[Website and app data records]
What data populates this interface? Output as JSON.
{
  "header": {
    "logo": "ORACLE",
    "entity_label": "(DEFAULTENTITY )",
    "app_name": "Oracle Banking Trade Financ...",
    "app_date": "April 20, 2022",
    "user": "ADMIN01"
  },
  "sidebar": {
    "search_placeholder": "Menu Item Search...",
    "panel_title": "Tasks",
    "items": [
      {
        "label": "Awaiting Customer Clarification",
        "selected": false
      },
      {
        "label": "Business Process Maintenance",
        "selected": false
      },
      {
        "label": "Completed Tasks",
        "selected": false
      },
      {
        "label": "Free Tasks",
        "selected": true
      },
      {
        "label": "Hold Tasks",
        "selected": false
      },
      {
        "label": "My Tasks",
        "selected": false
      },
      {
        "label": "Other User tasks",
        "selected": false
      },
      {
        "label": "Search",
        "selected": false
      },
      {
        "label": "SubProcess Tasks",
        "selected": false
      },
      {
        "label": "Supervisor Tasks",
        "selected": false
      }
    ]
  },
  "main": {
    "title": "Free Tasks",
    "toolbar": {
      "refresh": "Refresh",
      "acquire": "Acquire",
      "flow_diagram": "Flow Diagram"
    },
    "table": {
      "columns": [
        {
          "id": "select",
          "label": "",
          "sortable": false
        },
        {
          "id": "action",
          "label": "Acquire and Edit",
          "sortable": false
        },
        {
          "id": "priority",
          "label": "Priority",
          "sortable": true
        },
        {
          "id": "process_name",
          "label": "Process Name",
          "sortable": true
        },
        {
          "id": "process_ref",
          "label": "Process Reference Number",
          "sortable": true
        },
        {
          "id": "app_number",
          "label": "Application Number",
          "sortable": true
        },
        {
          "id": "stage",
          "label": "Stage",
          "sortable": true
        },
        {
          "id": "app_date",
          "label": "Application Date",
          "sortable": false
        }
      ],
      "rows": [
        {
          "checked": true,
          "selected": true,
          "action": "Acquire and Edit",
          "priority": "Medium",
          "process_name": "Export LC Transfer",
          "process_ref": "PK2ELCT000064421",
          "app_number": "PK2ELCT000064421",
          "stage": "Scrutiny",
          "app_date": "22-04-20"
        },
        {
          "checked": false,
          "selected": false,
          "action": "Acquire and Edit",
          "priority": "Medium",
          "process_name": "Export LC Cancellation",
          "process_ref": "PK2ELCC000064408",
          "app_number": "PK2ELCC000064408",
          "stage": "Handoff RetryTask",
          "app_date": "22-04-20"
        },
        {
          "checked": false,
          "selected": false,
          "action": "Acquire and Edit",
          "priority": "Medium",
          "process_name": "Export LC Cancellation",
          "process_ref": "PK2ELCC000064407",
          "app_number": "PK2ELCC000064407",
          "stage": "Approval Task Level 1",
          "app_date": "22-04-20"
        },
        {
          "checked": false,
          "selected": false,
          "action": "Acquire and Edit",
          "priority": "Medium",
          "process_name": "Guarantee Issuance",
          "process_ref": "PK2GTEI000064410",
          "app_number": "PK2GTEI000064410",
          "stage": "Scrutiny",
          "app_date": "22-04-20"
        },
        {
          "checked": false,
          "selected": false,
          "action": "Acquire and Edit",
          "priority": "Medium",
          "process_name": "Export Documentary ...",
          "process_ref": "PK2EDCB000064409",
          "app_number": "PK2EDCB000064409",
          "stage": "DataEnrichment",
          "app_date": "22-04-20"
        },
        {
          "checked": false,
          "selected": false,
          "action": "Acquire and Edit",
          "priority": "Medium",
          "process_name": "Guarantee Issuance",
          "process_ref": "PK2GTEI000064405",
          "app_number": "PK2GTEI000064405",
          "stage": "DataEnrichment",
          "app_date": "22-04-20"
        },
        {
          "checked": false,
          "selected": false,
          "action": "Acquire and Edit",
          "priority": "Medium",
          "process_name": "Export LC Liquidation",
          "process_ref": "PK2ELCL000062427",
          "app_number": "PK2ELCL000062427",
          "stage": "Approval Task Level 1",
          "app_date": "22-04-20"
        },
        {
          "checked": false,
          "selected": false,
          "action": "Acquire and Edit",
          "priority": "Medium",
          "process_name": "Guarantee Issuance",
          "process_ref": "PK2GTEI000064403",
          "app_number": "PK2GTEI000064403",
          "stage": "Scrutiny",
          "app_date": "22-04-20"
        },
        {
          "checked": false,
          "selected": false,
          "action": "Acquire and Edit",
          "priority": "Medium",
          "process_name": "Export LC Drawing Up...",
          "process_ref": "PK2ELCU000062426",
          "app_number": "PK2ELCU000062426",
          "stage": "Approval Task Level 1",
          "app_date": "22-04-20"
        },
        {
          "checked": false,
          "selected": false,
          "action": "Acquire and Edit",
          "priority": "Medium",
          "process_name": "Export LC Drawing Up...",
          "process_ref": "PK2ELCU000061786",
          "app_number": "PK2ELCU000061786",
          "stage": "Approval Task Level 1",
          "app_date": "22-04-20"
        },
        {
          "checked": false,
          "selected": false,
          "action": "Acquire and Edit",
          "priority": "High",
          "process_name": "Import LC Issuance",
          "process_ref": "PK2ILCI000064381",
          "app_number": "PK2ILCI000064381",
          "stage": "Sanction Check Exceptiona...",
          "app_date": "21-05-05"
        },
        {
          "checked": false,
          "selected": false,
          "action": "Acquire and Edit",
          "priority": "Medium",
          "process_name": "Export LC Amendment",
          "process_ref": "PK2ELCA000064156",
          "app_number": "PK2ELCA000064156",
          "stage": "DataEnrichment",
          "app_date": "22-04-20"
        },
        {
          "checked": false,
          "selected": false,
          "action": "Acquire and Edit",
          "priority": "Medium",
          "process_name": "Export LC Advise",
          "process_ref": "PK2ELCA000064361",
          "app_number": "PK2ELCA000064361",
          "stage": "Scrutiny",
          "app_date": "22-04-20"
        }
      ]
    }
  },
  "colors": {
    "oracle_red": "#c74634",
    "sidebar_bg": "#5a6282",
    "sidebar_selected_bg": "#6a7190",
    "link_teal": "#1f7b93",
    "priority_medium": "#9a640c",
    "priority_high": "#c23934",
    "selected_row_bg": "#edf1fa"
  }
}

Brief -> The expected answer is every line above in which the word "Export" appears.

Result of this task ->
          "process_name": "Export LC Transfer",
          "process_name": "Export LC Cancellation",
          "process_name": "Export LC Cancellation",
          "process_name": "Export Documentary ...",
          "process_name": "Export LC Liquidation",
          "process_name": "Export LC Drawing Up...",
          "process_name": "Export LC Drawing Up...",
          "process_name": "Export LC Amendment",
          "process_name": "Export LC Advise",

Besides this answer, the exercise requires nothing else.